  • A regular customer 
  • A one-off customer
  • A high-value customer 

If you receive multiple complaints about the same issue from a similar customer point, you can identify trends in your operations!

It’s essential to identify high-volume complaints as these can point to dominant issues throughout your business. 

Identifying repeated complaints and taking steps to address the root cause will make it easier to prevent future complaints! 

Here’s How You Can Support Your Employees to Handle Customer Complaints Properly? 

Business managers should provide employees with the proper training to help them resolve customer complaints promptly.

Clear guidance and policies will help ensure that each customer complaint gets a standardized level of attention from staff members while those complaints are appropriately recorded.

Create a Clear Written Complaint Handling Document

Writing a guide to handling customer complaints professionally and effectively is a good idea. This document should be comprehensive, so employees know how to deal with different situations as they come up, both on the job training-wise and in a pinch when no one else is around for guidance.
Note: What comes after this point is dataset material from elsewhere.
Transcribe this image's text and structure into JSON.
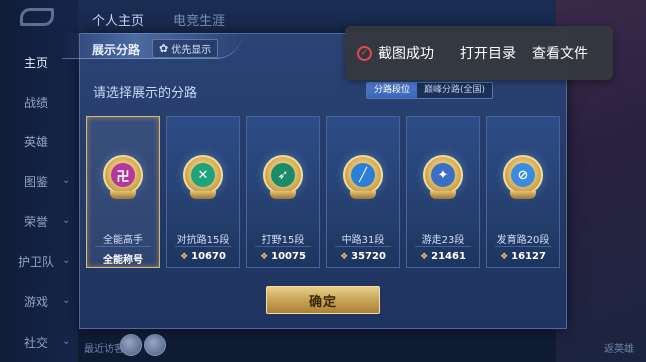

As we mentioned earlier, if you’re consistently collecting feedback, you should be familiar with common customer complaints and have a specific way for your employees to handle them. That way, employees will understand what’s expected of them as complaints arise. 

Try to guide how they should react, escalate the complaint, and provide possible solutions.  

To avoid complaints, make sure your complaint handling document is easily accessible to all staff members. After reading the document, you should feel confident in making judgment calls and tackling different situations independently.

Give Your Staff Resources to Resolve Complaints

If you want to make your employees feel confident in handling complaints, consider providing interactive training sessions. For example, you could include role-playing situations where we show them the potential set of customer problems that can occur and force trainees to come up with solutions on their own.

Re-evaluate How Your Business Handles Complaints Routinely

Handling customers’ complaints can be one of the more challenging aspects of working in a customer-facing role. It’s essential for employees to feel well-equipped when handling these cases, so managers must check on their staff quarterly and provide high-quality training sessions.

Final Thoughts On Customer Complaints

Complaints are inevitable when running any business. However, complaints can be the source to provide helpful information about where improvements need to be made. This will ultimately benefit customers!

Is customer support is a big part of your businesses’ marketing? Absolutely! It tells a story of how your business values your customer’s sentiment. Take it seriously!

It is vital to make an effort to work on the issues that customers complain about. In addition, you need to proactively improve how your business deals with negative feedback. You might want to try implementing a few of our suggestions for handling complaints. And see if you can retain more loyal customers.